On June 29, 1984, this court granted the state's petition for review in Anthony and consolidated Anthony with Brown for purposes of consideration and decision.
II. COLLATERAL ATTACK
Assuming arguendo that Judge Serdahely erred when he interpreted Civil Rule 23 to allow prisoners to opt out of Cleary Subclass C,
The state did not object to the exclusion option in Cleary, and with commendable candor explains the reason for not doing so: "The result of erroneously allowing the opportunity to opt out of Cleary was clearly unforeseen... ." The oversight does not improve the state's position to object at this late date, in this litigation. Only if the order permitting opting out were void — in excess of the jurisdiction of the trial court — could the state raise its challenge here. Holt v. Powell, 420 P.2d 468, 471 (Alaska 1966).
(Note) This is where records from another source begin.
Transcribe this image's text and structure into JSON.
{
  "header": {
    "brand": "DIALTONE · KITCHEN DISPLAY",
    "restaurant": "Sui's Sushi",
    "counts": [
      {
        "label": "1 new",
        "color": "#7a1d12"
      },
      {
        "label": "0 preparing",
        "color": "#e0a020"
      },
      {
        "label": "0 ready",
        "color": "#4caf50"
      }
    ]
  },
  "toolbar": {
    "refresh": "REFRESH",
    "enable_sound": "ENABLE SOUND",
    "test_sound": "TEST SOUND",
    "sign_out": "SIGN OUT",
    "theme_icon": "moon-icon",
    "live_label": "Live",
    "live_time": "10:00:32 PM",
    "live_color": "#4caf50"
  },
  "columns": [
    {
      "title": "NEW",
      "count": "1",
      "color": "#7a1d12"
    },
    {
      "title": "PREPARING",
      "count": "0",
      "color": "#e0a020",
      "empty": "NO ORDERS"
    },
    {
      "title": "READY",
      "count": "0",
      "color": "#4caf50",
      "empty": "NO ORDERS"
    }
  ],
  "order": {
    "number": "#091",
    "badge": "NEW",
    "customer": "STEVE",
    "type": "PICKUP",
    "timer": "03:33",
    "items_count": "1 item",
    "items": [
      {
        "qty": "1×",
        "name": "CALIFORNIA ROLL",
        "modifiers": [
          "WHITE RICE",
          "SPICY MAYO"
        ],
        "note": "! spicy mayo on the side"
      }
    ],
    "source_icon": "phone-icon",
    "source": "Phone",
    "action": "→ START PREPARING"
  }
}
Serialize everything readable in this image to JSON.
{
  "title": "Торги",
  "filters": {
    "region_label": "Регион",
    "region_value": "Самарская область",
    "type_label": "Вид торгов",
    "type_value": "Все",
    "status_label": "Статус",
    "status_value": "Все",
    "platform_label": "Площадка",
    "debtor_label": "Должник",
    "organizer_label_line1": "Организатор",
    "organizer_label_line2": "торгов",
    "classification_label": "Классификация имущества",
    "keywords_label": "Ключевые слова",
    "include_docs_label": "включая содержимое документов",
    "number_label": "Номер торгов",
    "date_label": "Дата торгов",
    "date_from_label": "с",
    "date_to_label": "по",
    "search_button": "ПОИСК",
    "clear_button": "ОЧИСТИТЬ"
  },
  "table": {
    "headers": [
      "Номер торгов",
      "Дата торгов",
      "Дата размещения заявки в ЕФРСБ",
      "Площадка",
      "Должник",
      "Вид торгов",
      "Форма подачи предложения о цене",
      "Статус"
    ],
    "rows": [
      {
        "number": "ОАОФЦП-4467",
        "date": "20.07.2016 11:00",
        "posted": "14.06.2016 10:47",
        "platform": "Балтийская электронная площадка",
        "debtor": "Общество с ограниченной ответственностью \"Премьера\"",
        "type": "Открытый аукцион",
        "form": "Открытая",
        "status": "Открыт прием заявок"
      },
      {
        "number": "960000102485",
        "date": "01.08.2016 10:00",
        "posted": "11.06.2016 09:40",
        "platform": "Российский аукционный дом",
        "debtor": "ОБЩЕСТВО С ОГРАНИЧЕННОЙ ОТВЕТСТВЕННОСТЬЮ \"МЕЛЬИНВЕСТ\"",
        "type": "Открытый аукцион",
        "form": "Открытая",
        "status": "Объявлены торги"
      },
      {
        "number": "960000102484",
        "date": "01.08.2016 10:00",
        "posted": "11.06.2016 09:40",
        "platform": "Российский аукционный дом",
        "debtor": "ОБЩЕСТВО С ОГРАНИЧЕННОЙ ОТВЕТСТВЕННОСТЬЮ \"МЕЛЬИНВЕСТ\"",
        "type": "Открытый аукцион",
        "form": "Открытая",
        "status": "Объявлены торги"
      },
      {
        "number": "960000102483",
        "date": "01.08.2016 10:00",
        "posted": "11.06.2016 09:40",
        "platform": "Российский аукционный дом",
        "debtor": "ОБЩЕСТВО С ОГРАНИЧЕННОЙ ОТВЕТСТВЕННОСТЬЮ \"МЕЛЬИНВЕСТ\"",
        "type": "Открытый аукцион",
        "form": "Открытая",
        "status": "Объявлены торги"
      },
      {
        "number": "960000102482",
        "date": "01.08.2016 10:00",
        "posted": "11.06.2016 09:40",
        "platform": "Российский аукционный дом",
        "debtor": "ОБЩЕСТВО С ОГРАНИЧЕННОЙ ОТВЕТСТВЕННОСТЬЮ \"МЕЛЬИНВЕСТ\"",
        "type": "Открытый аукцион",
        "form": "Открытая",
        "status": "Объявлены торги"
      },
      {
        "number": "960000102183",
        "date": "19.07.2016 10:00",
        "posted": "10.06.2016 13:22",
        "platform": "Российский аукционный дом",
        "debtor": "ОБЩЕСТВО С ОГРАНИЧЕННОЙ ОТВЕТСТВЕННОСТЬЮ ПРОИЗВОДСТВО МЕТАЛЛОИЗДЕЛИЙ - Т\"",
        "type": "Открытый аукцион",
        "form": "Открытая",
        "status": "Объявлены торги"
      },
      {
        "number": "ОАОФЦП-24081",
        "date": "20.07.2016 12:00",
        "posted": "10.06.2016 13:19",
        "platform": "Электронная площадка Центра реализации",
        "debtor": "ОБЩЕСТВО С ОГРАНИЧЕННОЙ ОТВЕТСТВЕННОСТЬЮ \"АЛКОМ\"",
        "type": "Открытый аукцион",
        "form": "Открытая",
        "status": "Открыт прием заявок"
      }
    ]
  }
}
Sound legal principles close off this avenue to the state. The mere fact that the order may be erroneous does not render it void. Courts have the power to make correct or incorrect decisions regarding matters over which they have jurisdiction. See Moffat v. Moffat, 27 Cal.3d 645, 165 Cal.Rptr. 877, 882, 612 P.2d 967, 972 (Cal. 1980). In this case, the trial court properly exercised jurisdiction to entertain the class action. An erroneous procedural ruling establishing an exclusion option was merely voidable, not void. Therefore, the state's recourse is to bring a direct challenge to the ruling. The state may not here collaterally attack an order entered in the Cleary case.
The trial court's denial of the state's motion to dismiss in Commissioner v. Anthony is AFFIRMED; the trial court's order dismissing the prisoners' action in Brown v. Smith is REVERSED.